Sir: Much has been discussed about Ronnie Scott being a depressive and of his possible suicide, as though these are the inevitable corollaries of creative genius ("Jazzmen sound blue note at Scott's farewell", 8 January).

Unlike some of us, he fought against bureaucratic obstacles and cultural inertia and, in forming his jazz club, succeeded in bringing the unique talents of great American jazz musicians to these shores. His humorous cynicism developed more as self-protection.

When I formed the Bass Clef in 1984, Ronnie Scott's band opened it. Then, in 1994, I was faced with closure after battling against similar obstacles for 10 years. Ronnie was immediately helpful and supportive. In my case, the financial pressures were irreversible and Bass Clef and Tenor Clef were forced to close.

Now Ronnie has departed this world. One of the best ways to honour his memory is to ensure that his club and its Birmingham counterpart remain as centres of the Cinderella of the arts, jazz. All support should be given to Ronnie's partner in the club, Pete King, to continue this.

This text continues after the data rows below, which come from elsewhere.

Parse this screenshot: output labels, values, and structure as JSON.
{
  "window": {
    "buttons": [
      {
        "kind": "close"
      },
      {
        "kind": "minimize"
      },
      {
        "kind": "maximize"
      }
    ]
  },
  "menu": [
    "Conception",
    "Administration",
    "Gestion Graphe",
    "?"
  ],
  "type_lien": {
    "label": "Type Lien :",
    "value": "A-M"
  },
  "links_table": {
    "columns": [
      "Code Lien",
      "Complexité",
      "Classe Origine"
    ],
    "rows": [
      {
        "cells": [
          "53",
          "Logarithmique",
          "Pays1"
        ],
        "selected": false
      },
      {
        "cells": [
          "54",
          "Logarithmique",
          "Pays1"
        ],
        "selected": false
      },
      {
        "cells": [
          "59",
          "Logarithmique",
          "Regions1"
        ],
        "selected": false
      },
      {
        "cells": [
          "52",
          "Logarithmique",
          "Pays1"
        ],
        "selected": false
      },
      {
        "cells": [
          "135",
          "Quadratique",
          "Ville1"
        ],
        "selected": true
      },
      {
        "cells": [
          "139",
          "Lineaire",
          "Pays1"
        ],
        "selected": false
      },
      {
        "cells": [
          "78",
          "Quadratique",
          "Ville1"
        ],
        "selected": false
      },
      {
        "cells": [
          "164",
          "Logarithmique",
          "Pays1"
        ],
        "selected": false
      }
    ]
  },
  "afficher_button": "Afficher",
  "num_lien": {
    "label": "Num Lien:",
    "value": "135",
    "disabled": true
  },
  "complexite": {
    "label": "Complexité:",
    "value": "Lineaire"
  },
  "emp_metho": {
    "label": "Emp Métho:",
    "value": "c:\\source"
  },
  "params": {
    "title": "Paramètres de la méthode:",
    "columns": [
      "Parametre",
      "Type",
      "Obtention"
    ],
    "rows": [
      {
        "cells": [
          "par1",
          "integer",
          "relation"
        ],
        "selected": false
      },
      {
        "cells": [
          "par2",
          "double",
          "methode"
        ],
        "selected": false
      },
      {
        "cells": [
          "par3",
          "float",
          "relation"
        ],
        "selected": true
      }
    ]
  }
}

To all those involved in the arts who are now recognising the great contribution Ronnie made (and my thoughts go to those able to influence the National Lottery and the Arts Council): what are you going to do about it now he's gone?


Twickenham, Middlesex